Some professors have given students another choice on what to do during a fire alarm at Northern Kentucky University. That choice is to remain in the classroom.

During a recent storm in the Cincinnati/Northern Kentucky area, several instructors at Northern Kentucky University chose to implement the new choice.

On March 23, a storm pelted NKU with rain and lashed it with strong winds, and it was the second severe storm this semester. This recent storm did not last long, only about 30 minutes from start to finish. Two internal sirens had already sounded to alert students to the severe thunderstorm and to later issue an all clear. Shortly thereafter, the fire alarm was activated in Founders Hall. The storm caused the fire alarm to go off, but that was not known at the time.

While some students, faculty and The Northerner staff evacuated the building, some students remained in the classroom and listened as their professors continued to lecture.

There are emergency procedures posted in the buildings around campus, telling the proper procedures for a fire alarm, severe weather, etc. These posters instruct persons to evacuate when the fire alarm sounds.
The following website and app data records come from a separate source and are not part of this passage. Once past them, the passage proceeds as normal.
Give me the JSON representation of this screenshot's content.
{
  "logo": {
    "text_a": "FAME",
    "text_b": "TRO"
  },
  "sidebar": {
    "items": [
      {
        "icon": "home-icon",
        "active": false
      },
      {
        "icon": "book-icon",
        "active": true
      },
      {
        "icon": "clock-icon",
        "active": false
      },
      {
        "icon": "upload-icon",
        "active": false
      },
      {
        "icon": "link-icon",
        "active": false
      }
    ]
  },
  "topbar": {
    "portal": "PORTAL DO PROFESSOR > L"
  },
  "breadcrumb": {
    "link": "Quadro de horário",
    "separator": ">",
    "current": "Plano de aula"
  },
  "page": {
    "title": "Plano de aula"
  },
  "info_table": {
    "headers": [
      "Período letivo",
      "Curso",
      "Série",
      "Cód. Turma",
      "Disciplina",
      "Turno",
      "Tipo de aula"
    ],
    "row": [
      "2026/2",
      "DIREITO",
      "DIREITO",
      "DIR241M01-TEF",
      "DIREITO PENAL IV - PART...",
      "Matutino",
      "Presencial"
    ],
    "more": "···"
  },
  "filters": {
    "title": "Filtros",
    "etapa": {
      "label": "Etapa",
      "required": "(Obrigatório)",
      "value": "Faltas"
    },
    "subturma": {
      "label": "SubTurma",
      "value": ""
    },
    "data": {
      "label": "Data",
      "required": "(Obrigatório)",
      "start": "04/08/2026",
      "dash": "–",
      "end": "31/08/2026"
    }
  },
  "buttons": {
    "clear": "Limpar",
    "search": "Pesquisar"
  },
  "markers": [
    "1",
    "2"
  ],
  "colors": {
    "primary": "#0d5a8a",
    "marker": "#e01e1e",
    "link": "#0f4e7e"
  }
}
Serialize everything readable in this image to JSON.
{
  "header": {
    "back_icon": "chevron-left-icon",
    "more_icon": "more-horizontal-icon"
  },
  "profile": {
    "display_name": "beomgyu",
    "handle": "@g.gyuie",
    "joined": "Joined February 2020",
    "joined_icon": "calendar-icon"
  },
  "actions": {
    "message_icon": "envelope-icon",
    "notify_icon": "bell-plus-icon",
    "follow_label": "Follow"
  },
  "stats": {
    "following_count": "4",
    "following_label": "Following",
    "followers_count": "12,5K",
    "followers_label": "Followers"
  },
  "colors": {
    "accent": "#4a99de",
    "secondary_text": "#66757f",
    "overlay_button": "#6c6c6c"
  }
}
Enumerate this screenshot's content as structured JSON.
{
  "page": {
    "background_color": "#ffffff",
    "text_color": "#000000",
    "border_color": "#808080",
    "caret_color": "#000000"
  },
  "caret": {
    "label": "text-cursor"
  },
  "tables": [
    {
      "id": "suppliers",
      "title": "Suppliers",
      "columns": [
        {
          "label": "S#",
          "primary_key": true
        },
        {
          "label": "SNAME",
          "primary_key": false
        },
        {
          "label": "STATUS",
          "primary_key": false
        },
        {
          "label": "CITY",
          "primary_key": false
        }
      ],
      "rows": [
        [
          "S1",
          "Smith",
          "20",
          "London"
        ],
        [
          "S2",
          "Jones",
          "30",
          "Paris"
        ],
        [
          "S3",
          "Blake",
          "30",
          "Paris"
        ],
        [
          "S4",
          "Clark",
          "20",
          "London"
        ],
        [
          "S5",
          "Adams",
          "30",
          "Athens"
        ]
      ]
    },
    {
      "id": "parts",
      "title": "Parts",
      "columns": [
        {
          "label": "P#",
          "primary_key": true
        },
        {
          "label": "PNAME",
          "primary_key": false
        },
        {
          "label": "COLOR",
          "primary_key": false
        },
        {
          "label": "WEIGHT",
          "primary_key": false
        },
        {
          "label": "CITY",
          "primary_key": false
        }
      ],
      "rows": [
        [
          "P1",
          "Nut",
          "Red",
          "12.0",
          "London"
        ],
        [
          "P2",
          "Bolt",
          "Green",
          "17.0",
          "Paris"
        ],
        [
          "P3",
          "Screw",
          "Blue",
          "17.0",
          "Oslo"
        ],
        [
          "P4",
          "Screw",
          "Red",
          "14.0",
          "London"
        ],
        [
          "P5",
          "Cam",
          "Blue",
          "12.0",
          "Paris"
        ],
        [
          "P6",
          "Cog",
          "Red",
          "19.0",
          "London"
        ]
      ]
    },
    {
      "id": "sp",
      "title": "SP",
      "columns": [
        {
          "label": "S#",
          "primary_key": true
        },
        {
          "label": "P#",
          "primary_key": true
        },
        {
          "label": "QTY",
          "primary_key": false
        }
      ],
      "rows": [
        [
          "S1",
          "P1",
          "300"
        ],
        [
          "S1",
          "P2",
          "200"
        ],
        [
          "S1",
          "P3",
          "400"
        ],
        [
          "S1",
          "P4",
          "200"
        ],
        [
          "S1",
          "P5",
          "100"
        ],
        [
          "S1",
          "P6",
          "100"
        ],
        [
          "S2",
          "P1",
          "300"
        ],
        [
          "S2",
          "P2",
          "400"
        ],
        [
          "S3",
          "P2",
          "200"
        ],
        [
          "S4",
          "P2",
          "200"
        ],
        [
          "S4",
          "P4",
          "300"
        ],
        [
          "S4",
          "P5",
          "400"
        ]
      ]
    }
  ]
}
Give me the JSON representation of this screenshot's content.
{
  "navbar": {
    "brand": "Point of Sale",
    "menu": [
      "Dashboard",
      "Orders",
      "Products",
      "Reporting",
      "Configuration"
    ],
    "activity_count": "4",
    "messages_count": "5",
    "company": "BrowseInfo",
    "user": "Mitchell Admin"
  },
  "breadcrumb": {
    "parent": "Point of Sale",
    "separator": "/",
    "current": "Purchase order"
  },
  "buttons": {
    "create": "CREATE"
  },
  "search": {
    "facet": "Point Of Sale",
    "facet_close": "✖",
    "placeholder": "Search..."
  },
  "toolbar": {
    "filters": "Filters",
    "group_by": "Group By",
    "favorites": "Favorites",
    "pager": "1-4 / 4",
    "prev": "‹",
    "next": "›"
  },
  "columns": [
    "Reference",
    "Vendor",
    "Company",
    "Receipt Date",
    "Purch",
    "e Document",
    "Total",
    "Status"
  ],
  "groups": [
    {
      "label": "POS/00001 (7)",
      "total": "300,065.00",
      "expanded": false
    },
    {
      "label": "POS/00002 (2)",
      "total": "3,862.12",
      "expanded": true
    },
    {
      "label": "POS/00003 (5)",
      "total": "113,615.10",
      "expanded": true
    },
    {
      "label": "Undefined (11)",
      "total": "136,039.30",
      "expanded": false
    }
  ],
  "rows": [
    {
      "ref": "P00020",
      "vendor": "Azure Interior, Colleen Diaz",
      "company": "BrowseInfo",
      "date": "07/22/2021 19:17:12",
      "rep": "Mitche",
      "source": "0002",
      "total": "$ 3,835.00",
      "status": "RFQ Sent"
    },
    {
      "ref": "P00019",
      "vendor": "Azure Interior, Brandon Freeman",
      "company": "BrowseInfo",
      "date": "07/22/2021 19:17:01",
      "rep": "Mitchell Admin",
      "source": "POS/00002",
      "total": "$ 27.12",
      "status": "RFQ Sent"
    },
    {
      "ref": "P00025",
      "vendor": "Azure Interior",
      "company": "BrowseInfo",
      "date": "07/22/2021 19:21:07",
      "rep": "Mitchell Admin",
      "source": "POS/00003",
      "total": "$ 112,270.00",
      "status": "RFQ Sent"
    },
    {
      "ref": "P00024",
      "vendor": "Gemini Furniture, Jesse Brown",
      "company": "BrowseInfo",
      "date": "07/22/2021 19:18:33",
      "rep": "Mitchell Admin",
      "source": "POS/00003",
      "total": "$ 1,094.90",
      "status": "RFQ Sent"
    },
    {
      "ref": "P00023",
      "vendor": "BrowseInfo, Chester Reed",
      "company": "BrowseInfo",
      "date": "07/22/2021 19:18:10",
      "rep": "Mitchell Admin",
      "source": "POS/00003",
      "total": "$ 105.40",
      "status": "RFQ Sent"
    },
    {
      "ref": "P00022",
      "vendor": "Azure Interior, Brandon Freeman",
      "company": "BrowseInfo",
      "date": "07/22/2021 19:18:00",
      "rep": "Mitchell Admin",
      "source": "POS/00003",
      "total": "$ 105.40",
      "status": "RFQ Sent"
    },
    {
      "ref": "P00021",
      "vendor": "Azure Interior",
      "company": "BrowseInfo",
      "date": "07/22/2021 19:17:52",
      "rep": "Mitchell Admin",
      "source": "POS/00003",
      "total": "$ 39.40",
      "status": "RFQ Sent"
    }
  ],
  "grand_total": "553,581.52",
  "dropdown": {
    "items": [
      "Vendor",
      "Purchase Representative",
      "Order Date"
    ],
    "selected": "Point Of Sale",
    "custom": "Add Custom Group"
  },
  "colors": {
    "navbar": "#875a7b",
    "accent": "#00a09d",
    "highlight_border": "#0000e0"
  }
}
“Any time there is a fire alarm, everyone should evacuate,” said NKU Chief of Police Jason Willis.

Ignoring a fire alarm can result in the possibility of being charged with disorderly conduct in the second degree, a Class B misdemeanor. Disorderly conduct includes the refusal “to obey an official order to disperse issued to maintain public safety in dangerous proximity to a fire, hazard, or other emergency.”

According to Chief Willis, “it’s always a possibility” someone would be charged of the crime, but unlikely.

Regardless of whether it is criminal or not, many students think professors should not put them in such a difficult position.

“The students shouldn’t have been put in that position,” said junior pre-med major Ashley Carrington. “Regardless if there was no fire, they still should have evacuated.”

Another student understood that some professors might get frustrated, but said the risk was too high.

“Professors should consider the safety of the students first. Lessons can be made up and tests can be retaken, but the safety of the students and the professors alike should be taken into consideration first,” said senior English major Erin Wynn.

Story by Brandon Barb